## Work to be completed
Would you copy every line of the listing below that includes the word "docx"?

## Exercise data
────

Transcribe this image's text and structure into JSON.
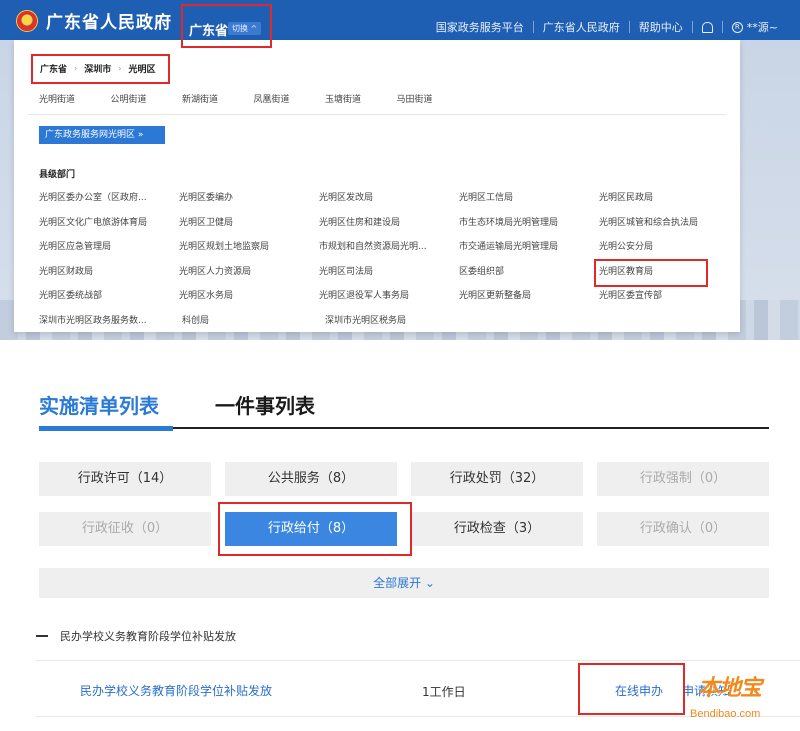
{
  "header": {
    "site_title": "广东省人民政府",
    "region": "广东省",
    "switch_label": "切换 ^",
    "nav": [
      "国家政务服务平台",
      "广东省人民政府",
      "帮助中心"
    ],
    "user": "**源~"
  },
  "dropdown": {
    "breadcrumb": [
      "广东省",
      "深圳市",
      "光明区"
    ],
    "streets": [
      "光明街道",
      "公明街道",
      "新湖街道",
      "凤凰街道",
      "玉塘街道",
      "马田街道"
    ],
    "gov_button": "广东政务服务网光明区 »",
    "dept_title": "县级部门",
    "departments": [
      [
        "光明区委办公室（区政府...",
        "光明区委编办",
        "光明区发改局",
        "光明区工信局",
        "光明区民政局"
      ],
      [
        "光明区文化广电旅游体育局",
        "光明区卫健局",
        "光明区住房和建设局",
        "市生态环境局光明管理局",
        "光明区城管和综合执法局"
      ],
      [
        "光明区应急管理局",
        "光明区规划土地监察局",
        "市规划和自然资源局光明...",
        "市交通运输局光明管理局",
        "光明公安分局"
      ],
      [
        "光明区财政局",
        "光明区人力资源局",
        "光明区司法局",
        "区委组织部",
        "光明区教育局"
      ],
      [
        "光明区委统战部",
        "光明区水务局",
        "光明区退役军人事务局",
        "光明区更新整备局",
        "光明区委宣传部"
      ],
      [
        "深圳市光明区政务服务数...",
        "科创局",
        "深圳市光明区税务局",
        "",
        ""
      ]
    ]
  },
  "tabs": {
    "active": "实施清单列表",
    "inactive": "一件事列表"
  },
  "categories": [
    {
      "label": "行政许可（14）",
      "state": "on"
    },
    {
      "label": "公共服务（8）",
      "state": "on"
    },
    {
      "label": "行政处罚（32）",
      "state": "on"
    },
    {
      "label": "行政强制（0）",
      "state": "off"
    },
    {
      "label": "行政征收（0）",
      "state": "off"
    },
    {
      "label": "行政给付（8）",
      "state": "selected"
    },
    {
      "label": "行政检查（3）",
      "state": "on"
    },
    {
      "label": "行政确认（0）",
      "state": "off"
    }
  ],
  "expand_all": "全部展开 ⌄",
  "group": {
    "title": "民办学校义务教育阶段学位补贴发放"
  },
  "item": {
    "name": "民办学校义务教育阶段学位补贴发放",
    "days": "1工作日",
    "online": "在线申办",
    "apply": "申请须知"
  },
  "watermark": {
    "logo": "本地宝",
    "url": "Bendibao.com"
  }
}
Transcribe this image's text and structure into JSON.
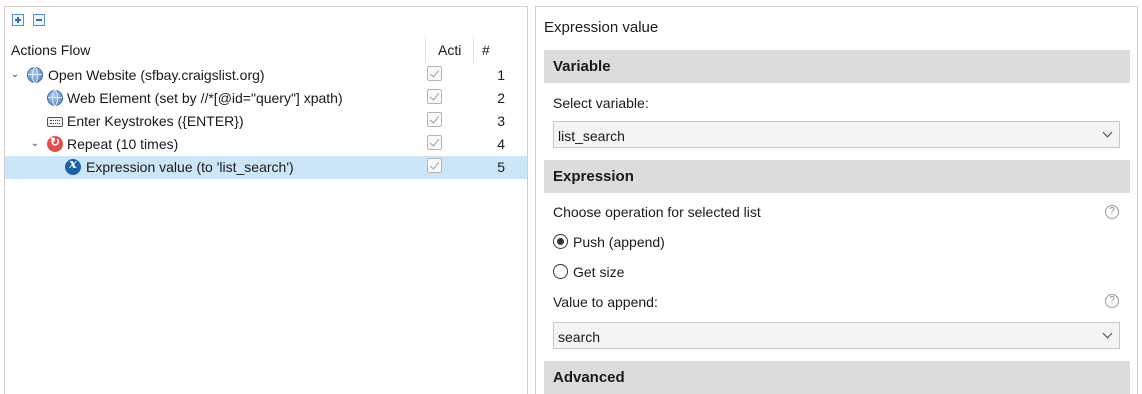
{
  "tree": {
    "columns": {
      "flow": "Actions Flow",
      "active": "Acti",
      "number": "#"
    },
    "rows": [
      {
        "label": "Open Website (sfbay.craigslist.org)",
        "icon": "globe-icon",
        "active": true,
        "number": "1",
        "expanded": true
      },
      {
        "label": "Web Element (set by //*[@id=\"query\"] xpath)",
        "icon": "globe-icon",
        "active": true,
        "number": "2"
      },
      {
        "label": "Enter Keystrokes ({ENTER})",
        "icon": "keyboard-icon",
        "active": true,
        "number": "3"
      },
      {
        "label": "Repeat (10 times)",
        "icon": "repeat-icon",
        "active": true,
        "number": "4",
        "expanded": true
      },
      {
        "label": "Expression value (to 'list_search')",
        "icon": "expression-icon",
        "active": true,
        "number": "5",
        "selected": true
      }
    ]
  },
  "editor": {
    "title": "Expression value",
    "variable_section": "Variable",
    "select_variable_label": "Select variable:",
    "select_variable_value": "list_search",
    "expression_section": "Expression",
    "operation_label": "Choose operation for selected list",
    "options": [
      {
        "label": "Push (append)",
        "checked": true
      },
      {
        "label": "Get size",
        "checked": false
      }
    ],
    "value_label": "Value to append:",
    "value_value": "search",
    "advanced_section": "Advanced",
    "help_glyph": "?"
  },
  "colors": {
    "selected_row": "#cde6f7",
    "section_bg": "#dcdcdc"
  }
}
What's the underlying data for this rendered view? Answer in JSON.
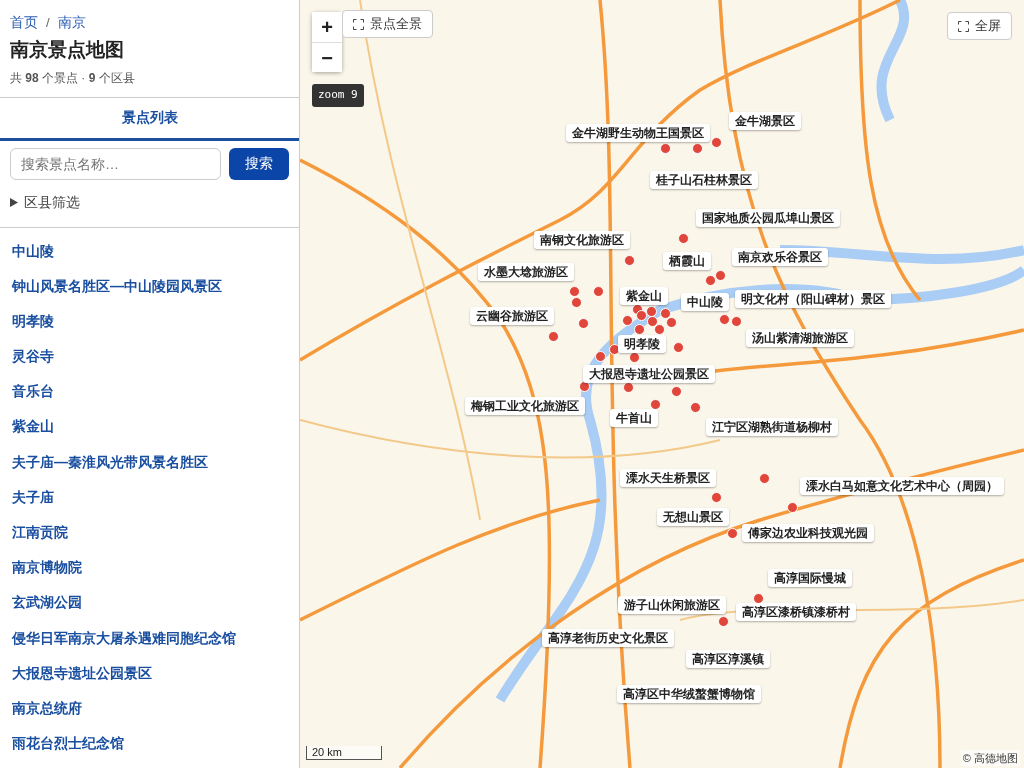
{
  "breadcrumb": [
    {
      "label": "首页"
    },
    {
      "label": "南京"
    }
  ],
  "breadcrumb_separator": "/",
  "page_title": "南京景点地图",
  "summary": "共 **98** 个景点 · **9** 个区县",
  "tabs": [
    {
      "label": "景点列表",
      "selected": true
    }
  ],
  "search": {
    "placeholder": "搜索景点名称…",
    "button": "搜索"
  },
  "district_filter": {
    "label": "区县筛选",
    "expanded": false
  },
  "attractions": [
    {
      "name": "中山陵"
    },
    {
      "name": "钟山风景名胜区—中山陵园风景区"
    },
    {
      "name": "明孝陵"
    },
    {
      "name": "灵谷寺"
    },
    {
      "name": "音乐台"
    },
    {
      "name": "紫金山"
    },
    {
      "name": "夫子庙—秦淮风光带风景名胜区"
    },
    {
      "name": "夫子庙"
    },
    {
      "name": "江南贡院"
    },
    {
      "name": "南京博物院"
    },
    {
      "name": "玄武湖公园"
    },
    {
      "name": "侵华日军南京大屠杀遇难同胞纪念馆"
    },
    {
      "name": "大报恩寺遗址公园景区"
    },
    {
      "name": "南京总统府"
    },
    {
      "name": "雨花台烈士纪念馆"
    }
  ],
  "map": {
    "zoom_in": "+",
    "zoom_out": "−",
    "overview_button": "景点全景",
    "fullscreen_button": "全屏",
    "zoom_level": "zoom 9",
    "scale": "20 km",
    "attribution": "© 高德地图",
    "labels": [
      {
        "text": "金牛湖野生动物王国景区"
      },
      {
        "text": "金牛湖景区"
      },
      {
        "text": "桂子山石柱林景区"
      },
      {
        "text": "国家地质公园瓜埠山景区"
      },
      {
        "text": "南钢文化旅游区"
      },
      {
        "text": "栖霞山"
      },
      {
        "text": "南京欢乐谷景区"
      },
      {
        "text": "水墨大埝旅游区"
      },
      {
        "text": "紫金山"
      },
      {
        "text": "中山陵"
      },
      {
        "text": "明文化村（阳山碑材）景区"
      },
      {
        "text": "云幽谷旅游区"
      },
      {
        "text": "汤山紫清湖旅游区"
      },
      {
        "text": "明孝陵"
      },
      {
        "text": "大报恩寺遗址公园景区"
      },
      {
        "text": "梅钢工业文化旅游区"
      },
      {
        "text": "牛首山"
      },
      {
        "text": "江宁区湖熟街道杨柳村"
      },
      {
        "text": "溧水天生桥景区"
      },
      {
        "text": "溧水白马如意文化艺术中心（周园）"
      },
      {
        "text": "无想山景区"
      },
      {
        "text": "傅家边农业科技观光园"
      },
      {
        "text": "高淳国际慢城"
      },
      {
        "text": "游子山休闲旅游区"
      },
      {
        "text": "高淳区漆桥镇漆桥村"
      },
      {
        "text": "高淳老街历史文化景区"
      },
      {
        "text": "高淳区淳溪镇"
      },
      {
        "text": "高淳区中华绒螯蟹博物馆"
      }
    ]
  }
}
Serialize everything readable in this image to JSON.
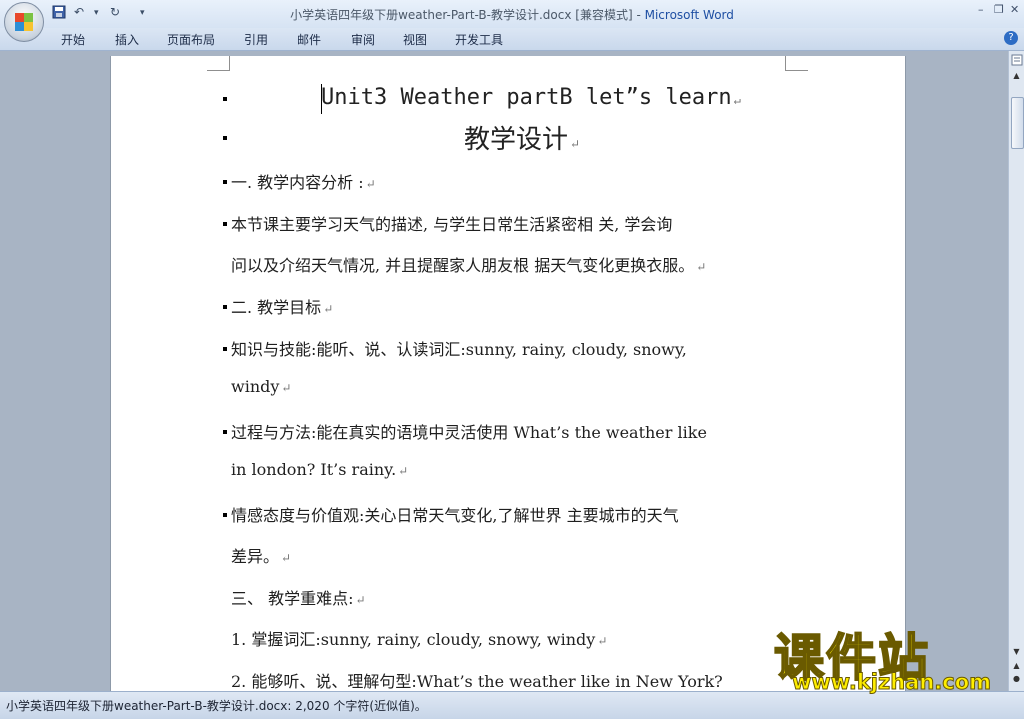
{
  "window": {
    "doc_title": "小学英语四年级下册weather-Part-B-教学设计.docx [兼容模式]",
    "separator": " - ",
    "app_name": "Microsoft Word",
    "minimize": "–",
    "restore": "❐",
    "close": "✕"
  },
  "quick_access": {
    "save_icon": "save-icon",
    "undo": "↶",
    "redo": "↻",
    "customize": "▾"
  },
  "ribbon": {
    "tabs": [
      "开始",
      "插入",
      "页面布局",
      "引用",
      "邮件",
      "审阅",
      "视图",
      "开发工具"
    ],
    "help": "?"
  },
  "document": {
    "title_line1": "Unit3 Weather partB let”s learn",
    "title_line2": "教学设计",
    "lines": [
      "一.  教学内容分析 :",
      "本节课主要学习天气的描述,  与学生日常生活紧密相 关,  学会询",
      "问以及介绍天气情况,  并且提醒家人朋友根 据天气变化更换衣服。",
      "二. 教学目标",
      "知识与技能:能听、说、认读词汇:sunny, rainy, cloudy, snowy,",
      "windy",
      "过程与方法:能在真实的语境中灵活使用 What’s the weather like",
      "in london? It’s rainy.",
      "情感态度与价值观:关心日常天气变化,了解世界 主要城市的天气",
      "差异。",
      "三、 教学重难点:",
      "1. 掌握词汇:sunny, rainy, cloudy, snowy, windy",
      "2. 能够听、说、理解句型:What’s the weather like in New York?"
    ],
    "paragraph_mark": "↵"
  },
  "status_bar": {
    "text": "小学英语四年级下册weather-Part-B-教学设计.docx: 2,020 个字符(近似值)。"
  },
  "watermark": {
    "main": "课件站",
    "url": "www.kjzhan.com"
  },
  "colors": {
    "accent": "#1f4fa3",
    "watermark": "#ffee00"
  }
}
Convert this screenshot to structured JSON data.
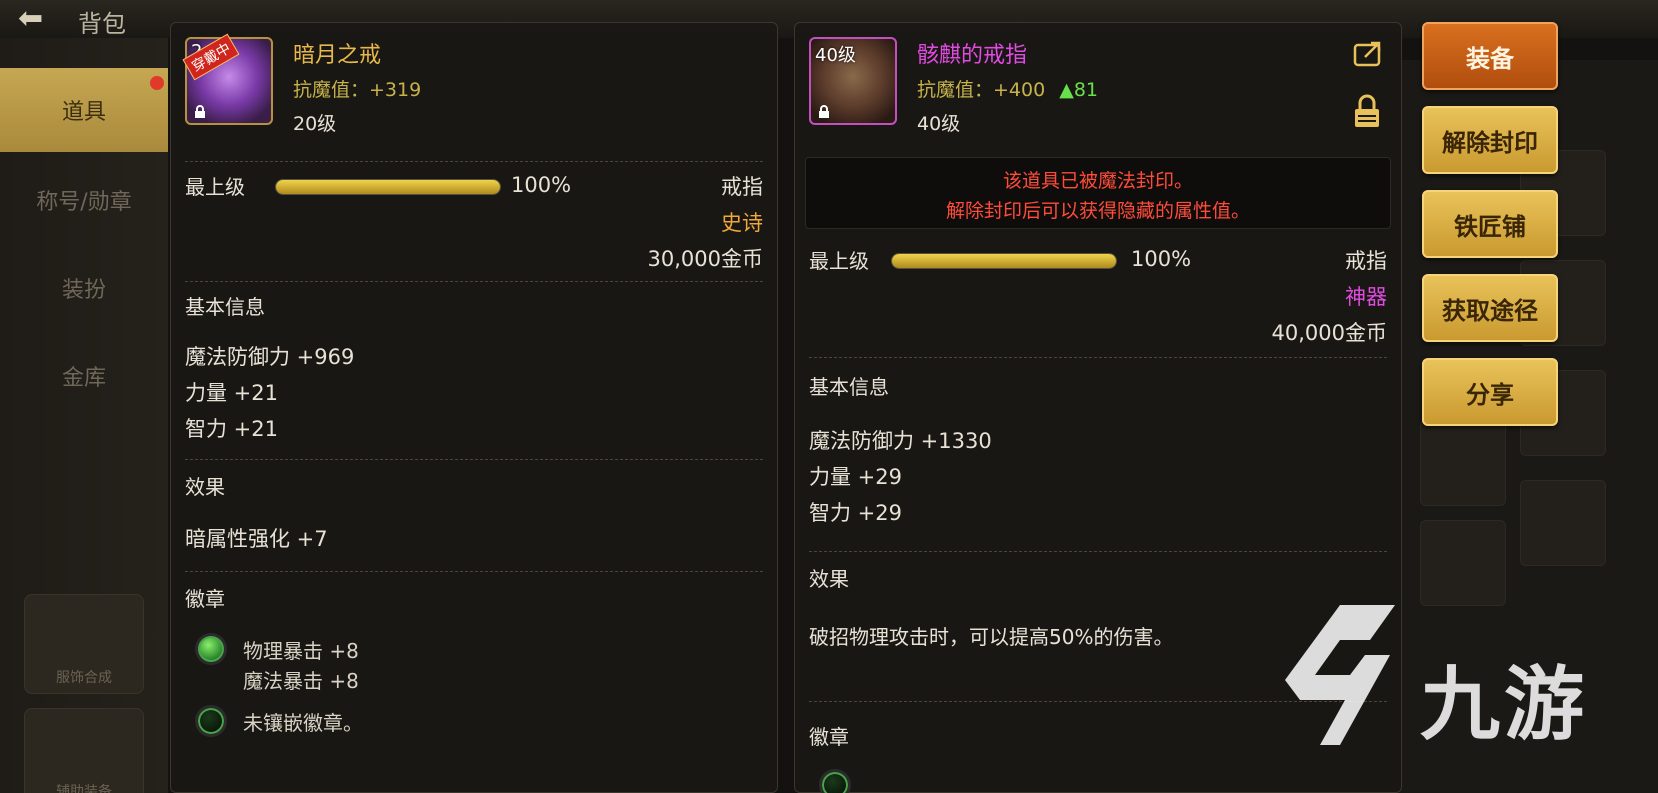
{
  "topbar": {
    "title": "背包"
  },
  "sidebar": {
    "items": [
      {
        "label": "道具",
        "active": true
      },
      {
        "label": "称号/勋章",
        "active": false
      },
      {
        "label": "装扮",
        "active": false
      },
      {
        "label": "金库",
        "active": false
      }
    ],
    "bottom_items": [
      "服饰合成",
      "辅助装备"
    ]
  },
  "left_card": {
    "icon": {
      "level": "2",
      "badge": "穿戴中",
      "name": "ring-purple-icon"
    },
    "name": "暗月之戒",
    "name_color": "#e8b84a",
    "stat": "抗魔值：+319",
    "level": "20级",
    "grade": {
      "label": "最上级",
      "percent": 100,
      "percent_text": "100%"
    },
    "type": "戒指",
    "rarity": "史诗",
    "rarity_color": "#f0a83a",
    "price": "30,000金币",
    "basic_title": "基本信息",
    "basic_attrs": [
      "魔法防御力 +969",
      "力量 +21",
      "智力 +21"
    ],
    "effect_title": "效果",
    "effects": [
      "暗属性强化 +7"
    ],
    "emblem_title": "徽章",
    "emblems": [
      {
        "lines": [
          "物理暴击 +8",
          "魔法暴击 +8"
        ],
        "filled": true
      },
      {
        "lines": [
          "未镶嵌徽章。"
        ],
        "filled": false
      }
    ]
  },
  "right_card": {
    "icon": {
      "level": "40级",
      "name": "ring-claw-icon"
    },
    "name": "骸麒的戒指",
    "name_color": "#e04be0",
    "stat": "抗魔值：+400",
    "stat_up": "▲81",
    "level": "40级",
    "seal_message": [
      "该道具已被魔法封印。",
      "解除封印后可以获得隐藏的属性值。"
    ],
    "grade": {
      "label": "最上级",
      "percent": 100,
      "percent_text": "100%"
    },
    "type": "戒指",
    "rarity": "神器",
    "rarity_color": "#e04be0",
    "price": "40,000金币",
    "basic_title": "基本信息",
    "basic_attrs": [
      "魔法防御力 +1330",
      "力量 +29",
      "智力 +29"
    ],
    "effect_title": "效果",
    "effects": [
      "破招物理攻击时，可以提高50%的伤害。"
    ],
    "emblem_title": "徽章"
  },
  "actions": {
    "equip": "装备",
    "unseal": "解除封印",
    "blacksmith": "铁匠铺",
    "obtain": "获取途径",
    "share": "分享"
  },
  "watermark": {
    "text": "九游"
  }
}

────

## Solution for this problem
    "doc_title": "小学英语四年级下册weather-Part-B-教学设计.docx [兼容模式]",
    "text": "小学英语四年级下册weather-Part-B-教学设计.docx: 2,020 个字符(近似值)。"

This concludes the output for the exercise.